Many patients interviewed reported a feeling of shame and embarrassment, and 87% reported pain in the scrotum during intercourse. Some patients, as well as their wives, desired surgery to remove the hydrocele (hydrocelectomy), yet most have not undergone this procedure for various reasons, including the costs involved and lack of surgical facilities in rural public-health institutions. Sexual dissatisfaction and the physical and economic burdens of hydrocele were seen to contribute to a lack of happiness and communication within couples. Furthermore, women in the community said that affected men are generally seen as the "last choice" for marriage.

The objective of the morbidity management arm of the Global Programme to Eliminate Lymphatic Filariasis is to increase access to hydrocelectomy, the recommended intervention. However, the authors say, hydrocelectomy has not been emphasised by national programmes.

"We plead that the programme makes its initial activities to detect hydrocele cases for referral to a facility for surgery," said Babu. The authors suggest that mass hydrocelectomy camps may be feasible initially to reduce the burden of the condition in highly endemic areas, and that hydrocelectomy should be incorporated into primary health-care services.

###

FINANCIAL DISCLOSURE: This study has been supported intramurally by the Regional Medical Research Centre. The funders had no role in study design, data collection and analysis, decision to publish, or preparation of the manuscript.

COMPETING INTERESTS: The authors have declared that no competing interests exist.

PLEASE ADD THIS LINK TO THE PUBLISHED ARTICLE IN ONLINE VERSIONS OF YOUR REPORT: http://dx.plos.org/10.1371/journal.pntd.0000414 (link will go live upon embargo lift)

CITATION: Babu BV, Mishra S, Nayak AN (2009) Marriage, Sex, and Hydrocele: An Ethnographic Study on the Effect of Filarial Hydrocele on Conjugal Life and Marriageability from Orissa, India. PLoS Negl Trop Dis 3(4): e414. doi:10.1371/journal.pntd.0000414

Disclaimer

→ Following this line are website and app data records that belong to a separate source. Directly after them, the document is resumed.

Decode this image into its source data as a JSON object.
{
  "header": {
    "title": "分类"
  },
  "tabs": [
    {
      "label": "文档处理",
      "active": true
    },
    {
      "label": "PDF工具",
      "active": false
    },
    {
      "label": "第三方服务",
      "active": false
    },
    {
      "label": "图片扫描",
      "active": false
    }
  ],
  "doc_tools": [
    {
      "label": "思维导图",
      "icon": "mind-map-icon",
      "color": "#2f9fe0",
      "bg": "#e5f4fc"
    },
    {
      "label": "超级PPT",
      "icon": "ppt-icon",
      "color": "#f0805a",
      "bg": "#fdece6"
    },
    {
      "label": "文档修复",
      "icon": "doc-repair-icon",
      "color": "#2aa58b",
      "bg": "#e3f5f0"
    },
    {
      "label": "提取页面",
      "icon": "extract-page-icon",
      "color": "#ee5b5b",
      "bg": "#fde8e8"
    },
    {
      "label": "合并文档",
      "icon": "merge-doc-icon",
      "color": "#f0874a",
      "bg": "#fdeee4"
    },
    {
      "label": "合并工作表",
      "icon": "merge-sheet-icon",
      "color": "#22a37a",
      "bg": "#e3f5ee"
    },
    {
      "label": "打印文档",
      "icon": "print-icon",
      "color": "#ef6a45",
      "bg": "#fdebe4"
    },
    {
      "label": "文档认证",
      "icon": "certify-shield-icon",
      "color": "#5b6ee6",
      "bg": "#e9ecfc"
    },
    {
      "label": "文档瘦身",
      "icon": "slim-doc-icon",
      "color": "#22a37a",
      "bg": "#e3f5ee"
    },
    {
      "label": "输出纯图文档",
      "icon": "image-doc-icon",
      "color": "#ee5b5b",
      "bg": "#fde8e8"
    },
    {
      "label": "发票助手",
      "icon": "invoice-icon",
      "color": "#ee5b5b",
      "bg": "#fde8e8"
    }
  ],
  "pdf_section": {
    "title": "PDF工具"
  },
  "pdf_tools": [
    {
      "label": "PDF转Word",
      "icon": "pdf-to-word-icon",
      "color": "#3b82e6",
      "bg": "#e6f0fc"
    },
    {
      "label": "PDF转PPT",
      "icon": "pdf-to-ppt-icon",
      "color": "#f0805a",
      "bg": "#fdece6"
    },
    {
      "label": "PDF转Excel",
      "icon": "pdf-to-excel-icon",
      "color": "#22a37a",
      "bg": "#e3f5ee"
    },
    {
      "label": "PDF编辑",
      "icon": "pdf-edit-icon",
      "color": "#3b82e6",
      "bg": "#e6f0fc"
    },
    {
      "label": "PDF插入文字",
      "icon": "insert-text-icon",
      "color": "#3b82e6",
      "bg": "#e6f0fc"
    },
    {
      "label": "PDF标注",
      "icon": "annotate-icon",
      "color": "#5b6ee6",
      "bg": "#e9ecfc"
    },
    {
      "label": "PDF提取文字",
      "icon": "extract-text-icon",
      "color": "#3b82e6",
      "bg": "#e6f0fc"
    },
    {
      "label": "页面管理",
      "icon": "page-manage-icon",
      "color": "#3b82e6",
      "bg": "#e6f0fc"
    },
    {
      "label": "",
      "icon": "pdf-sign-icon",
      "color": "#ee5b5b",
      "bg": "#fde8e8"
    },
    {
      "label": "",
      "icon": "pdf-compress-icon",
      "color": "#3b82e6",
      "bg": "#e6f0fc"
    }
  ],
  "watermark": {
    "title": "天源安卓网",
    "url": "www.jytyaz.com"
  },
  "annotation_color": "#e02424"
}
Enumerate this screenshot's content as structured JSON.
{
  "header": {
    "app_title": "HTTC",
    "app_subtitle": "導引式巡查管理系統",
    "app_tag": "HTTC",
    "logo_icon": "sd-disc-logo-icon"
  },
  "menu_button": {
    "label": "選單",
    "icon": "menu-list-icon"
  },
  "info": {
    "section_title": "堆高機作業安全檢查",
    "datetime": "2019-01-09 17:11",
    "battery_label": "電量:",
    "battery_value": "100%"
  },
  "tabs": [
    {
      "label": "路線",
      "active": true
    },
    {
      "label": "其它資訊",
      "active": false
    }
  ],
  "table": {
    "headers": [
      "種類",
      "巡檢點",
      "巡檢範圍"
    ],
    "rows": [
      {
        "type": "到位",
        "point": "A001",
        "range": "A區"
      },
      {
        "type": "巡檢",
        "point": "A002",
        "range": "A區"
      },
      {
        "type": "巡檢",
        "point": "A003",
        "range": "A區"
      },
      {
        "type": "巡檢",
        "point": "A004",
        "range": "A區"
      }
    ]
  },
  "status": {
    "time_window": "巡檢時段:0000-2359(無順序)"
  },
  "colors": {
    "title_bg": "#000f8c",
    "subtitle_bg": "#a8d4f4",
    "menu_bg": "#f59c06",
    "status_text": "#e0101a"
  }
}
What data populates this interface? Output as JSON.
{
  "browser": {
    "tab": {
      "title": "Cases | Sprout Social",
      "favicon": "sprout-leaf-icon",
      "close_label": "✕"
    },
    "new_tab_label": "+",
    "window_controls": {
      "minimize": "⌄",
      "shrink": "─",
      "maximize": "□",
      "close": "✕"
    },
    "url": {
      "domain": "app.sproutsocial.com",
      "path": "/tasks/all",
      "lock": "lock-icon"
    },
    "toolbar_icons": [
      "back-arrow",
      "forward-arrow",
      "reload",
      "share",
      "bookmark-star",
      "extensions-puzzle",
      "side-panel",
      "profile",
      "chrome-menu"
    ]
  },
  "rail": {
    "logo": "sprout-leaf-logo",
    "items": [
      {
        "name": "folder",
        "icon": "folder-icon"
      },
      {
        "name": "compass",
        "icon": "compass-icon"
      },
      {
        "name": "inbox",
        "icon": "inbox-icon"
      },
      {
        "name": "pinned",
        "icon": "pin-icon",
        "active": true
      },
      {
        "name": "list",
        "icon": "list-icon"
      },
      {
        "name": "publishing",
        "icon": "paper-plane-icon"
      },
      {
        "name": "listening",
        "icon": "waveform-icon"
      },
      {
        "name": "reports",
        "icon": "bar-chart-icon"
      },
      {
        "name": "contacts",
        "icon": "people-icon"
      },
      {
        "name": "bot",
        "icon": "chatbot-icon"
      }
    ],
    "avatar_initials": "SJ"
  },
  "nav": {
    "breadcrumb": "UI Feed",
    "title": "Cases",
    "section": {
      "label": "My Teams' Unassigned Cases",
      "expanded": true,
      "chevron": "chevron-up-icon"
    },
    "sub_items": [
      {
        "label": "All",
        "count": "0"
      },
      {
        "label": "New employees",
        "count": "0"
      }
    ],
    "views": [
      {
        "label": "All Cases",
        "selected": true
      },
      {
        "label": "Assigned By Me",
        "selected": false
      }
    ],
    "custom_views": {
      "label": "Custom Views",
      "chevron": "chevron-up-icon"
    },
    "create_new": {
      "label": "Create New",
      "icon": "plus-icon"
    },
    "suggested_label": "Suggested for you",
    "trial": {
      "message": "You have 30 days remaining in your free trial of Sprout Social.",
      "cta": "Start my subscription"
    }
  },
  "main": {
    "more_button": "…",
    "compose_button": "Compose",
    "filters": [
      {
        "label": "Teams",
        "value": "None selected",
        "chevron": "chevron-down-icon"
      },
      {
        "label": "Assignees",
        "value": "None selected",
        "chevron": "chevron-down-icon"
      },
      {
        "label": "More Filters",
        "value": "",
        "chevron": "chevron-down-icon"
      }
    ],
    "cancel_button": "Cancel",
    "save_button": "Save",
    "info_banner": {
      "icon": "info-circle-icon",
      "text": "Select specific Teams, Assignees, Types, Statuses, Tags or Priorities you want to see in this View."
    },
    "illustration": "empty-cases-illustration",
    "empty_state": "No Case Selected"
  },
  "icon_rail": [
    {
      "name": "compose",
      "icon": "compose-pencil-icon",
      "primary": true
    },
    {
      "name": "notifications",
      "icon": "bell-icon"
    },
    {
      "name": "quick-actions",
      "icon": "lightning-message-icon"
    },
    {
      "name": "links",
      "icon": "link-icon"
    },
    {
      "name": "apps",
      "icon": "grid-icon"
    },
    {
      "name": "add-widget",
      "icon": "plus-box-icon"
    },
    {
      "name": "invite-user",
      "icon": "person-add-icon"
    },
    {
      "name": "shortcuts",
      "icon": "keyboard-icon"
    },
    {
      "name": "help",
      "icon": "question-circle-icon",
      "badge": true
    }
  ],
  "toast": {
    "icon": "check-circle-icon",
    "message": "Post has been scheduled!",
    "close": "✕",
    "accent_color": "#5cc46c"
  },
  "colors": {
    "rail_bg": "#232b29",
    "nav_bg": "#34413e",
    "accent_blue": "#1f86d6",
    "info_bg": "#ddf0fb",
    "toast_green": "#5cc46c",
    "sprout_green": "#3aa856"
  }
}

This press release refers to an upcoming article in PLoS Neglected Tropical Diseases. The release is provided by the article authors. Any opinions expressed in these releases or articles are the personal views of the journal staff and/or article contributors, and do not necessarily represent the views or policies of PLoS. PLoS expressly disclaims any and all warranties and liability in connection with the information found in the releases and articles and your use of such information.

About PLoS Neglected Tropical Diseases

PLoS Neglected Tropical Diseases (http://www.plosntds.org/) is a peer-reviewed, open-access journal devoted to the pathology, epidemiology, prevention, treatment, and control of the neglected tropical diseases, as well as public policy relevant to this group of diseases. All works published in PLoS Neglected Tropical Diseases are open access, which means that everything is immediately and freely available subject only to the condition that the original authorship and source are properly attributed. The Public Library of Science uses the Creative Commons Attribution License, and copyright is retained by the authors.

About the Public Library of Science

The Public Library of Science (PLoS) is a non-profit organization of scientists and physicians committed to making the world's scientific and medical literature a freely available public resource. For more information, visit http://www.plos.org.



[ Back to EurekAlert! ] [ | E-mail Share Share ]

 


AAAS and EurekAlert! are not responsible for the accuracy of news releases posted to EurekAlert! by contributing institutions or for the use of any information through the EurekAlert! system.